Adnan’s later work was painted from memory, featuring landscapes distilled into their definitive features: like after-images of an experience that remains particularly vivid. Horizon and sky are represented as square masses or triangular, pyramidal shapes in thick, undiluted colours. Floating circular shapes rendered in yellow, orange or green and bands of pure colour suggest sun, sea or sand, and recall the shadows and light of her childhood in Beirut or the landscapes of California. These works reflect Adnan’s idea of vision as ‘multidimensional and simultaneous’, a meeting place for many images, coalesced into one sensorial experience.
Born in Beirut, Etel Adnan (1925–2021) was one of the leading voices in contemporary Arab-American literature and visual art. In 1950 she moved to Paris to study philosophy at the Sorbonne and then to the US to attend the University of California, Berkeley and Harvard. She taught philosophy at Dominican University of California, San Rafael, before returning to Beirut in 1972 to work as cultural editor for two daily newspapers. In 1977 her novel Sitt Marie Rose, set before and during the Lebanese Civil War, was published in Arabic, immediately winning the France-Pays Arabes Award. It has since been translated into over 10 languages.

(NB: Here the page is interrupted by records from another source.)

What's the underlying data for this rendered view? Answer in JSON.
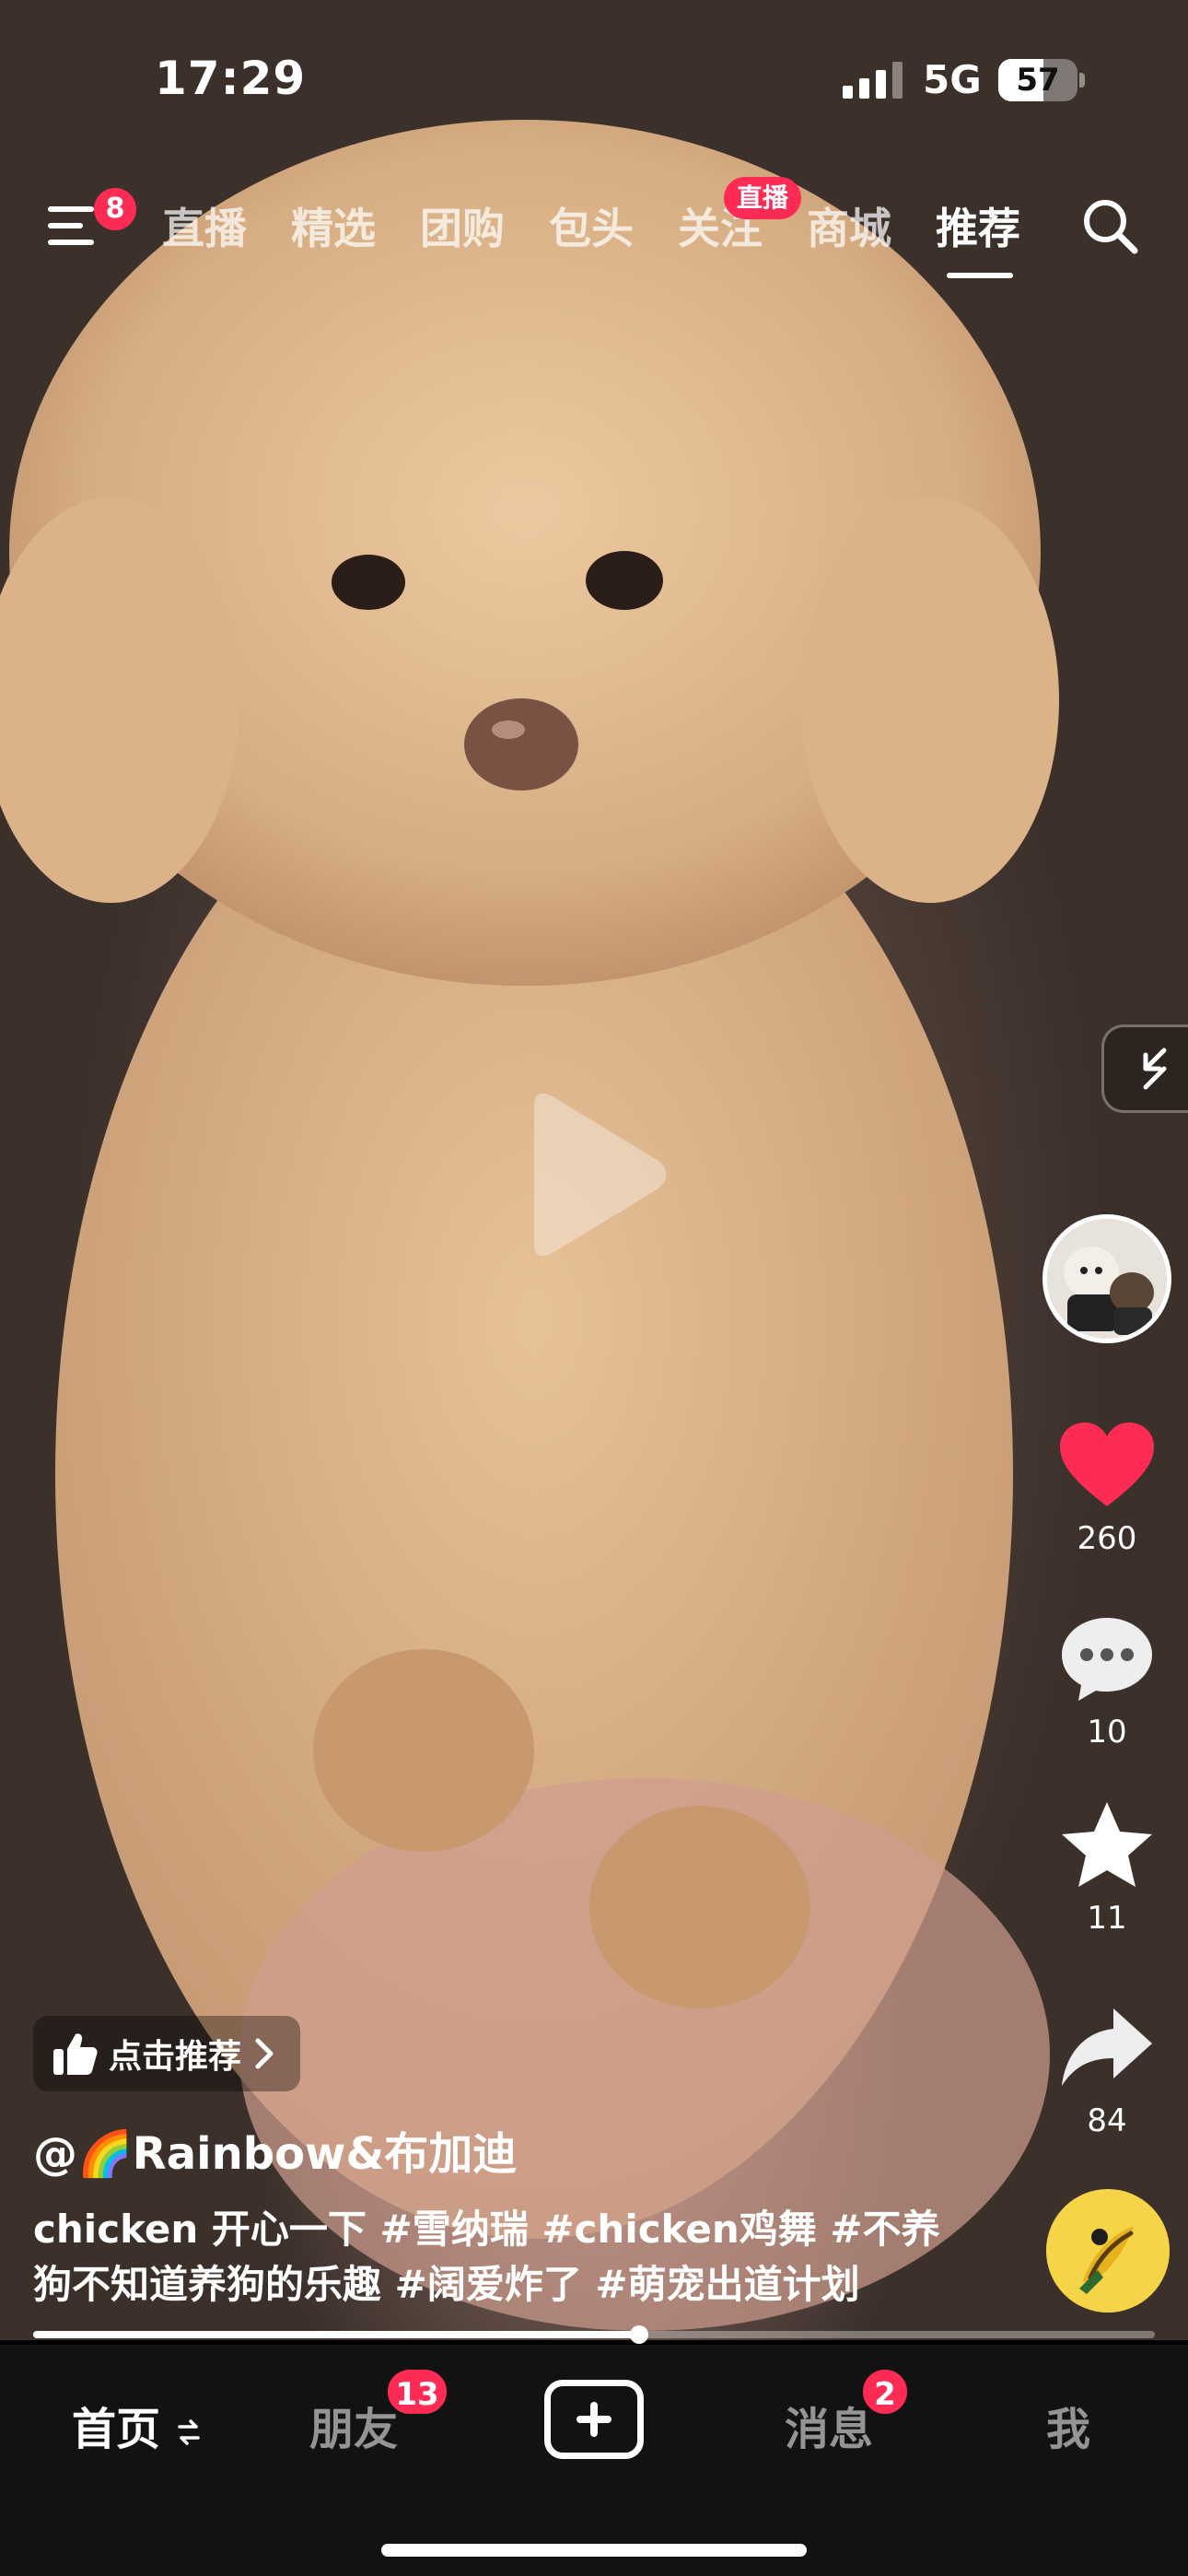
{
  "status_bar": {
    "time": "17:29",
    "network": "5G",
    "battery": "57",
    "battery_level": 0.57
  },
  "top_nav": {
    "menu_badge": "8",
    "tabs": [
      {
        "label": "直播"
      },
      {
        "label": "精选"
      },
      {
        "label": "团购"
      },
      {
        "label": "包头"
      },
      {
        "label": "关注"
      },
      {
        "label": "商城"
      },
      {
        "label": "推荐"
      }
    ],
    "active_tab": "推荐",
    "follow_live_tag": "直播"
  },
  "side_actions": {
    "likes": "260",
    "comments": "10",
    "favorites": "11",
    "shares": "84",
    "like_color": "#fe2c55"
  },
  "video": {
    "recommend_label": "点击推荐",
    "author": "@🌈Rainbow&布加迪",
    "caption_lines": [
      "chicken 开心一下 #雪纳瑞 #chicken鸡舞 #不养",
      "狗不知道养狗的乐趣 #阔爱炸了 #萌宠出道计划"
    ],
    "progress": 0.54
  },
  "bottom_nav": {
    "home": "首页",
    "friends": "朋友",
    "friends_badge": "13",
    "messages": "消息",
    "messages_badge": "2",
    "me": "我"
  },
  "colors": {
    "accent": "#fe2c55",
    "bar_bg": "#121212"
  },
  "icons": [
    "menu-icon",
    "search-icon",
    "play-icon",
    "collapse-icon",
    "heart-icon",
    "comment-icon",
    "star-icon",
    "share-icon",
    "thumbs-up-icon",
    "chevron-right-icon",
    "plus-icon",
    "swap-icon",
    "music-disc-icon"
  ]
}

Adnan has had solo exhibitions in institutions around the world, including Pera Art Museum, Istanbul (2021); Aspen Art Museum, Colorado (2020); MUDAM, Luxembourg (2019); San Francisco Museum of Modern Art (2018); Zentrum Paul Klee, Bern (2018); and lnstitut de Monde Arabe, Paris (2016). Her work has featured in numerous international art festivals, including the Sharjah Biennial, UAE (2015); Whitney Biennial, New York (2014); and Documenta 13, Kassel, Germany (2013). Adnan has received many honours for her contributions to culture over the years, amongst them the Ordre de Chevalier des Arts et des Lettres, France’s highest cultural achievement, which she was awarded in 2014.